When I talk to senior management in companies, whether it’s marketing, PR or customer service, I like to ask about how they’re integrating social within their organization. I get a common refrain. There’s always a pause, followed by an explanation as to why it’s difficult or risky. With all the highly publicized social gaffs it’s no wonder they’re afraid. It got me thinking about how managers can better prepare their staff for interacting on social channels.
The challenge with social is the the unstructured nature of the communication. Marketers work very hard to orchestrate a campaign. There’s detailed planning, rounds of revisions and fine tuning, and then a carefully executed implementation.
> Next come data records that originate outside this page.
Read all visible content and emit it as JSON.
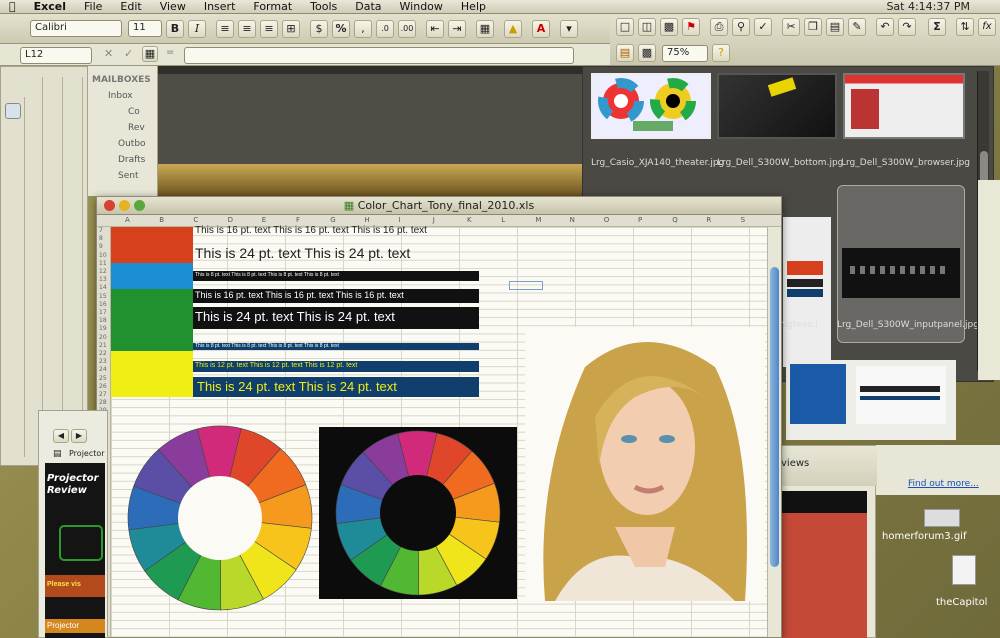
{
  "menubar": {
    "app": "Excel",
    "items": [
      "File",
      "Edit",
      "View",
      "Insert",
      "Format",
      "Tools",
      "Data",
      "Window",
      "Help"
    ],
    "clock": "Sat 4:14:37 PM"
  },
  "toolbar": {
    "font": "Calibri",
    "size": "11",
    "bold": "B",
    "italic": "I",
    "percent": "%",
    "comma": ",",
    "zoom": "75%",
    "sigma": "Σ",
    "fx": "fx"
  },
  "formula": {
    "cellref": "L12"
  },
  "mail": {
    "header": "MAILBOXES",
    "items": [
      "Inbox",
      "Co",
      "Rev",
      "Outbo",
      "Drafts",
      "Sent"
    ]
  },
  "browser": {
    "thumbs": [
      {
        "caption": "Lrg_Casio_XJA140_theater.jpg"
      },
      {
        "caption": "Lrg_Dell_S300W_bottom.jpg"
      },
      {
        "caption": "Lrg_Dell_S300W_browser.jpg"
      },
      {
        "caption": "highres.j"
      },
      {
        "caption": "Lrg_Dell_S300W_inputpanel.jpg"
      }
    ]
  },
  "excel": {
    "title": "Color_Chart_Tony_final_2010.xls",
    "columns": [
      "A",
      "B",
      "C",
      "D",
      "E",
      "F",
      "G",
      "H",
      "I",
      "J",
      "K",
      "L",
      "M",
      "N",
      "O",
      "P",
      "Q",
      "R",
      "S"
    ],
    "text16": "This is 16 pt. text  This is 16 pt. text  This is 16 pt. text",
    "text24": "This is 24 pt. text   This is 24 pt. text",
    "text12": "This is 12 pt. text   This is 12 pt. text   This is 12 pt. text",
    "text8": "This is 8 pt. text  This is 8 pt. text  This is 8 pt. text  This is 8 pt. text"
  },
  "side": {
    "find_more": "Find out more...",
    "reviews": "views",
    "file1": "homerforum3.gif",
    "file2": "theCapitol",
    "project": "Projector",
    "project2": "Review",
    "please": "Please vis"
  },
  "colors": {
    "red": "#d7401c",
    "blue": "#1c8fd4",
    "green": "#21902e",
    "yellow": "#f0ee14",
    "navy": "#103f6d"
  }
}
And while it’s helpful if everyone involved understands the big picture, each person is generally responsible for a specific aspect of the overall plan. It’s like an orchestra. Each instrument plays a specific track, some of which would sound odd if played solo, but creates a symphony when played together. If traditional communications is an orchestra, social is more like a jazz ensemble.
Creativity and Improvisation
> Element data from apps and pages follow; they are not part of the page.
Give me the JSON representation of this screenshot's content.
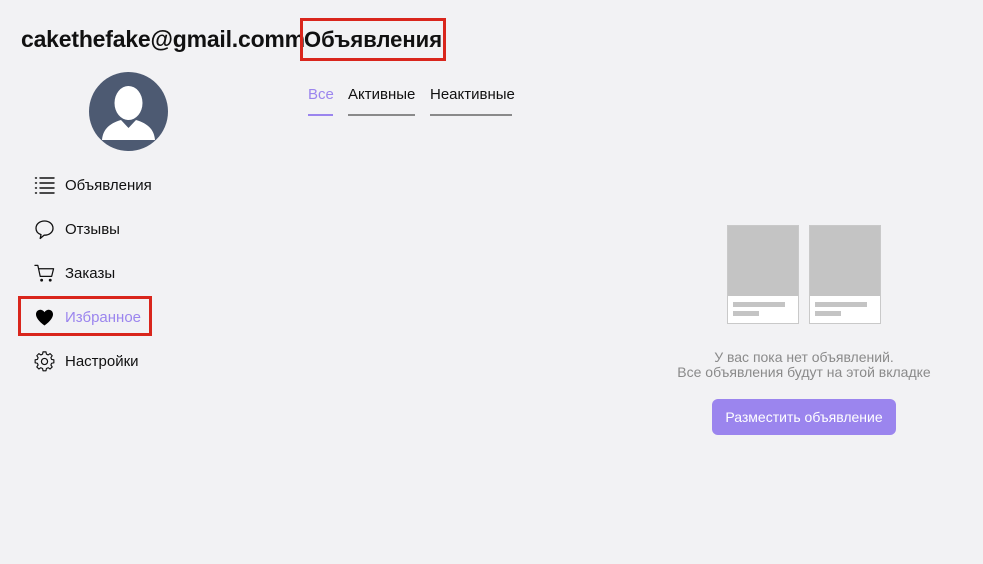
{
  "user": {
    "email": "cakethefake@gmail.comm"
  },
  "header": {
    "title": "Объявления"
  },
  "sidebar": {
    "items": [
      {
        "label": "Объявления",
        "icon": "list-icon"
      },
      {
        "label": "Отзывы",
        "icon": "speech-bubble-icon"
      },
      {
        "label": "Заказы",
        "icon": "cart-icon"
      },
      {
        "label": "Избранное",
        "icon": "heart-icon",
        "active": true
      },
      {
        "label": "Настройки",
        "icon": "gear-icon"
      }
    ]
  },
  "tabs": [
    {
      "label": "Все",
      "active": true
    },
    {
      "label": "Активные"
    },
    {
      "label": "Неактивные"
    }
  ],
  "empty_state": {
    "line1": "У вас пока нет объявлений.",
    "line2": "Все объявления будут на этой вкладке",
    "button_label": "Разместить объявление"
  },
  "colors": {
    "accent": "#9b85ee",
    "highlight": "#d9261c",
    "avatar_bg": "#4d5a72",
    "background": "#f2f2f4"
  }
}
I love listening to jazz and, even more, watching AND listening. When a jazz ensemble is really “on” you can see the interactions and communications among them, through body language and musical cues. The most fascinating aspect is the improvisations. The riffs.
When I learned to play an instrument back in grade school, it was a fairly structured process. My first instruments were clarinet and saxophone. I learned the layout of the instrument and I learned the notes. And I learned the language of music, words like measure, time signature, key, tempo and clef. Our teacher put some music in front of us and choreographed our actions to create a complete sound experience, one that was greater than the sum of its parts. With my newly acquired skills I could take any piece of music and play it. Maybe not well, but I knew the rules and just had to work my way through it.
Then one day I was asked join the stage band. I brought my saxophone to the first rehearsal, grabbed the sheet music from my music teacher and sat down to play. The first song we worked on was Weather Report’s Birdland. I hadn’t heard it before but all I had to do was follow the music and play the notes. Pretty straightforward. Then, in the middle of the song my teacher stopped us and started the drum and bass with just the basic chords we had been playing. He looked at me and said “we’re gonna practice solos. Play something.” I knew the key and tempo, but I had to make up my own notes to go with it. And everyone was watching me. I had to draw on everything I had learned about scales and chord progressions and integrate it with what I was hearing in terms of the rhythm and music the other band members were playing.
That’s the key to social media. As a manager you need to give your team more than just sheet music — scripts and canned responses. You need to give them an understanding of the underlying themes and rhythms of your campaign — and your brand! — so when it comes time for their solo they can be creative but still harmonize with the rest of your brand communications.
This post was written as part of the IBM for Midsize Business program, which provides midsize businesses with the tools, expertise and solutions they need to become engines of a smarter planet. I’ve been compensated to contribute to this program, but the opinions expressed in this post are my own and don’t necessarily represent IBM’s positions, strategies or opinions.